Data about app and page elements
..............................
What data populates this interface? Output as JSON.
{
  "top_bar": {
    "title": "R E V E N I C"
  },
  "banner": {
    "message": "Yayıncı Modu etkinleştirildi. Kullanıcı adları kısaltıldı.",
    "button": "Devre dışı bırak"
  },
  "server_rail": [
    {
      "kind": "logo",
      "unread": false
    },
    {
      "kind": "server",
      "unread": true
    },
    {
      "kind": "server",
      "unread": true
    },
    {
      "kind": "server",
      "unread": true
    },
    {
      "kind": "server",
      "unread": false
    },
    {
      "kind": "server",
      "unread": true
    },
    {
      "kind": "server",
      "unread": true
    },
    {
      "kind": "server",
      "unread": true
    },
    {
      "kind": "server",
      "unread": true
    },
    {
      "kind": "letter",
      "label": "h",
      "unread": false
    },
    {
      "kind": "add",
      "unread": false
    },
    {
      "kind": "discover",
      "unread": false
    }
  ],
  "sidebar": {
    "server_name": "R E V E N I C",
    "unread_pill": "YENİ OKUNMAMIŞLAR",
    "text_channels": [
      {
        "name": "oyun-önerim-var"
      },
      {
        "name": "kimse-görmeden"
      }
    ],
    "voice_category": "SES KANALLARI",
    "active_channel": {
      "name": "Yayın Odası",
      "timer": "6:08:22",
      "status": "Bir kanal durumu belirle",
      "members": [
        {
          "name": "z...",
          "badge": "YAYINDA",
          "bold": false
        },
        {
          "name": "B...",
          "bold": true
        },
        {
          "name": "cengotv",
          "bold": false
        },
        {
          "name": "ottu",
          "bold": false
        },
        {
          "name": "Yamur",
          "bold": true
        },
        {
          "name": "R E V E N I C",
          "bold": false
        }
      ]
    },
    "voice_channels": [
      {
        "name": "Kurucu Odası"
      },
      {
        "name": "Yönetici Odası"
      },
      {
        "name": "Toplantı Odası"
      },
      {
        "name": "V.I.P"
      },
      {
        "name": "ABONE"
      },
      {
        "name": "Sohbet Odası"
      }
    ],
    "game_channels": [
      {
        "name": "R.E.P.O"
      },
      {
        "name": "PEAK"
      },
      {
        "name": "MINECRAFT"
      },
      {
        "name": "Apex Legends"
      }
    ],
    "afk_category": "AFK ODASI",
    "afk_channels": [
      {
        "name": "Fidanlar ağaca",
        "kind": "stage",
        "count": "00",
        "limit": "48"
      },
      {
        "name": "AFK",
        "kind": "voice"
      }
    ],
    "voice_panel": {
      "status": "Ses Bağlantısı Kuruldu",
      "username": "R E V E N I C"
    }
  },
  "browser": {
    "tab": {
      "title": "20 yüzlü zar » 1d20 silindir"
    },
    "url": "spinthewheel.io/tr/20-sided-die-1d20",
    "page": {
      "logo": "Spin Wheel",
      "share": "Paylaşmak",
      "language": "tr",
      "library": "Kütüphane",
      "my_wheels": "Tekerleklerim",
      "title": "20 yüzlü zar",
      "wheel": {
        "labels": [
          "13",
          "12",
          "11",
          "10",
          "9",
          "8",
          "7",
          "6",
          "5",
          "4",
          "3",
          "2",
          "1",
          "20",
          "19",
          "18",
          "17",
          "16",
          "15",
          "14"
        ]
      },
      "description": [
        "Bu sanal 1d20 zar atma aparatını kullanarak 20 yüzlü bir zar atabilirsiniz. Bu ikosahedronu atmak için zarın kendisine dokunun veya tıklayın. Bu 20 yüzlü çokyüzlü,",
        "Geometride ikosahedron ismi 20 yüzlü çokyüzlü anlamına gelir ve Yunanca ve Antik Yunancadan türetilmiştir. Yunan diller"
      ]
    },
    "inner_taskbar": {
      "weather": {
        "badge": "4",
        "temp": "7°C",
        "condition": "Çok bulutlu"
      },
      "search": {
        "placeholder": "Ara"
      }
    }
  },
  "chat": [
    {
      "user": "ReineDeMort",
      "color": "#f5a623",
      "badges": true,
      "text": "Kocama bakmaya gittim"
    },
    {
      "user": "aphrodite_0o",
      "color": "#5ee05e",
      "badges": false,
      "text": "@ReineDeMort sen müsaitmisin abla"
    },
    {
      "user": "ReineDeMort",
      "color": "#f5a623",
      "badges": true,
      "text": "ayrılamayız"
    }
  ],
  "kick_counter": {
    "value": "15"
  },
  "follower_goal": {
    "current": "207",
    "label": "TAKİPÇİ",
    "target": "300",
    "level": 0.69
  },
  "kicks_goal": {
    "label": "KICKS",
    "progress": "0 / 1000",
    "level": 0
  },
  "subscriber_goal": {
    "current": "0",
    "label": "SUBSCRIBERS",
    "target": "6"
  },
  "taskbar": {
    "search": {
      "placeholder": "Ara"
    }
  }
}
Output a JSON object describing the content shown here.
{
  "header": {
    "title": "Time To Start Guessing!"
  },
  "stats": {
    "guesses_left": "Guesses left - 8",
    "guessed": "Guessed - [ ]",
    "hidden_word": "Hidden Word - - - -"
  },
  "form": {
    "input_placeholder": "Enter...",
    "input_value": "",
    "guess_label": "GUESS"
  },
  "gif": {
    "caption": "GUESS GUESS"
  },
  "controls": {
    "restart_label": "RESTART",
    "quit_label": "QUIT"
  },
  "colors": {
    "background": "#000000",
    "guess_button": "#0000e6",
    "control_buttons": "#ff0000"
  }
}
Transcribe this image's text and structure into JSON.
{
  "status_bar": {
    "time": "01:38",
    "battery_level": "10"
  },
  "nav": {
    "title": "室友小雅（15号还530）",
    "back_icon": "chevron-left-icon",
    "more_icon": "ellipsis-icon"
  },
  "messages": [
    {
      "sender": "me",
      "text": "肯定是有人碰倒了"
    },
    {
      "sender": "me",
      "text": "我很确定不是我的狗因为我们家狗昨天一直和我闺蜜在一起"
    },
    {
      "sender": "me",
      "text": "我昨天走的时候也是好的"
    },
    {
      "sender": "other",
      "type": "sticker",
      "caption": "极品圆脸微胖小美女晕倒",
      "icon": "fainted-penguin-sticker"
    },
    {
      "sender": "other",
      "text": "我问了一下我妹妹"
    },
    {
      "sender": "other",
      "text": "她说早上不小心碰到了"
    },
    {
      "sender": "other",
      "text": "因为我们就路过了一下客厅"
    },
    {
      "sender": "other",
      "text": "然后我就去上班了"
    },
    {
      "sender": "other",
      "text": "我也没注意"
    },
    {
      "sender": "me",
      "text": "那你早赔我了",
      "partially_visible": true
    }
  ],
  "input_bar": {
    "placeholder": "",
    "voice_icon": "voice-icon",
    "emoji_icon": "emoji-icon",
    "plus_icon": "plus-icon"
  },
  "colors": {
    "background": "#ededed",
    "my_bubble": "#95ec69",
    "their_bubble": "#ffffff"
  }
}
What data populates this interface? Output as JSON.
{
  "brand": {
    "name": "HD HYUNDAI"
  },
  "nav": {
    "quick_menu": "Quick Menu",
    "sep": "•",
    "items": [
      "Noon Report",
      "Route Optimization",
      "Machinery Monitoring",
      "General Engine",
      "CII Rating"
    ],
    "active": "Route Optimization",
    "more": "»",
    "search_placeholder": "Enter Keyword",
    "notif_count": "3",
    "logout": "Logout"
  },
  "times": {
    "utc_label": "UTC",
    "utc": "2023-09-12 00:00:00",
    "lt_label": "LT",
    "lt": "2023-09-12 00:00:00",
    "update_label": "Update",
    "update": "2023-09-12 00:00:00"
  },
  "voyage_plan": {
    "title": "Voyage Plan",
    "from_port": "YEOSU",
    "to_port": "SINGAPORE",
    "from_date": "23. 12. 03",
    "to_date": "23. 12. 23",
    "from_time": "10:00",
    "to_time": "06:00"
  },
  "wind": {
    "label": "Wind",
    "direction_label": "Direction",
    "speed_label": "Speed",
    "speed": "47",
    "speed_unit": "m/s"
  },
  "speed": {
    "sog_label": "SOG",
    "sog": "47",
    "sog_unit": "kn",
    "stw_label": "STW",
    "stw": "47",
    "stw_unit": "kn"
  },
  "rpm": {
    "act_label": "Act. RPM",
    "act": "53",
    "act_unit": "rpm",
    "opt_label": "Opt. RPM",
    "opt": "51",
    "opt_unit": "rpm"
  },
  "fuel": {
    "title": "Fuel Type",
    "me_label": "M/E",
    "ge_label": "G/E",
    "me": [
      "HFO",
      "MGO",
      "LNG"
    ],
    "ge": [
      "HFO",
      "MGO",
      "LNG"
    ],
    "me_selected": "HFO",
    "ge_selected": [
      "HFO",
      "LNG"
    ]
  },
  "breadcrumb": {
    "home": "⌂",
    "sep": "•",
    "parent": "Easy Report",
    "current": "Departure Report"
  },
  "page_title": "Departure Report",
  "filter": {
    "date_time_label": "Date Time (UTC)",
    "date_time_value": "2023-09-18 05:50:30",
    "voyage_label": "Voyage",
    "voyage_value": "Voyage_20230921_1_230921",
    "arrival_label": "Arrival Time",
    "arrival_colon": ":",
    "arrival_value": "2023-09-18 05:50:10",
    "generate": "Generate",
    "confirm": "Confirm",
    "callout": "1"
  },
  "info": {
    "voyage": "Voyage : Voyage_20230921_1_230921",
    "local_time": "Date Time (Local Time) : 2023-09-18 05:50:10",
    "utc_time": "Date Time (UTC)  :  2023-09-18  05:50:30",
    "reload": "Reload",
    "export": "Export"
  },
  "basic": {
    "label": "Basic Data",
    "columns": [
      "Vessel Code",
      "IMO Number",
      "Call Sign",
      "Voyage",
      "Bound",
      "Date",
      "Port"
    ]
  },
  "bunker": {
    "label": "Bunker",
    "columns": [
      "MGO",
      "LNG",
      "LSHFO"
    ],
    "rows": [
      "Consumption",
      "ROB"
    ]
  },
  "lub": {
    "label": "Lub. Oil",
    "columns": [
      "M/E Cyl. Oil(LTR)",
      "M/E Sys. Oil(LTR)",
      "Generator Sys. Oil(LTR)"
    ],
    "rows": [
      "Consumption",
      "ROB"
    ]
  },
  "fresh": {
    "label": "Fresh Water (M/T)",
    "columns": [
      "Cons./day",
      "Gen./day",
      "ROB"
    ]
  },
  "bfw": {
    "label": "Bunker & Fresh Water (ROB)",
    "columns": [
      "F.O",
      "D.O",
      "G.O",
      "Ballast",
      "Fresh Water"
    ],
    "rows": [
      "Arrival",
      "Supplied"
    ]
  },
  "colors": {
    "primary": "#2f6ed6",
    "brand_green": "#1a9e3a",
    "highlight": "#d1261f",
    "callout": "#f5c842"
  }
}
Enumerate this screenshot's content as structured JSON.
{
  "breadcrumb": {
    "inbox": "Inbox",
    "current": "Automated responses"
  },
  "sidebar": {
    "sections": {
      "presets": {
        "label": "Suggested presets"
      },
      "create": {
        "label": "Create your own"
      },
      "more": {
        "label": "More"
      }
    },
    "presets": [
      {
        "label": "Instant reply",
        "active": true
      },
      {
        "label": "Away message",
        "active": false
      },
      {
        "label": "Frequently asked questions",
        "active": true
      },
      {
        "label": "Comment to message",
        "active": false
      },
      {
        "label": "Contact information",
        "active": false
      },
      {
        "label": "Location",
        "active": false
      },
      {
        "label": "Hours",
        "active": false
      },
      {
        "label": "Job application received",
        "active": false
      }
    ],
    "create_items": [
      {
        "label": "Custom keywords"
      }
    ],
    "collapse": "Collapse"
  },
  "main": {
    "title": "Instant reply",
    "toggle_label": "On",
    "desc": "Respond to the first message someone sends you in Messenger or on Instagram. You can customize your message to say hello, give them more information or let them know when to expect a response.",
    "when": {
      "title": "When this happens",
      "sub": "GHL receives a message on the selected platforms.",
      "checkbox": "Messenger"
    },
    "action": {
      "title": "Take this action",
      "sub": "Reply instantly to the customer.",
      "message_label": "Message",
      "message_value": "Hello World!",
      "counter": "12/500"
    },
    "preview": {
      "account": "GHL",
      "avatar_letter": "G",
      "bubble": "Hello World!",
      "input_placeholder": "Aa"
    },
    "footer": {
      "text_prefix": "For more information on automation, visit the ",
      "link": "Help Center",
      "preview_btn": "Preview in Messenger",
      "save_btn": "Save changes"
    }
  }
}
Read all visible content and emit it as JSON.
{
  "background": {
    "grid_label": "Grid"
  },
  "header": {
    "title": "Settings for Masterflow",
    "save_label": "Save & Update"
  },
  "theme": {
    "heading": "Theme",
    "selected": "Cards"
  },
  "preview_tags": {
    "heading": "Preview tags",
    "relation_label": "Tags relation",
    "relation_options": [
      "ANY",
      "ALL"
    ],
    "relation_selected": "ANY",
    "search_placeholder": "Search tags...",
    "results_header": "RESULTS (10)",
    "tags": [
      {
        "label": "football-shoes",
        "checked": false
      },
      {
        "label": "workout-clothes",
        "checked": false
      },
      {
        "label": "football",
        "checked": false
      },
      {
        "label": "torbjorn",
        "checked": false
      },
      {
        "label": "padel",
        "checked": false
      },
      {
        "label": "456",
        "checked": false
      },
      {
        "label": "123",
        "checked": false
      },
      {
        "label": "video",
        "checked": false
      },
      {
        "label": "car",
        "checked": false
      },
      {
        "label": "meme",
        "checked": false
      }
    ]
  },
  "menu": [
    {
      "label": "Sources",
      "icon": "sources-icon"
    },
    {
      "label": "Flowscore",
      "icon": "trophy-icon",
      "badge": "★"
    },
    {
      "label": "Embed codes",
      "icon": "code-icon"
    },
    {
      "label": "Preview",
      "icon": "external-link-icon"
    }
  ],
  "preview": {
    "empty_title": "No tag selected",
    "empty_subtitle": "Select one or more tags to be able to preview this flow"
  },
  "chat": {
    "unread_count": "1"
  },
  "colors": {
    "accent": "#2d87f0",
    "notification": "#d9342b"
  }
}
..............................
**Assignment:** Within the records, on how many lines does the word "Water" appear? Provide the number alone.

**Output of the exercise:** 3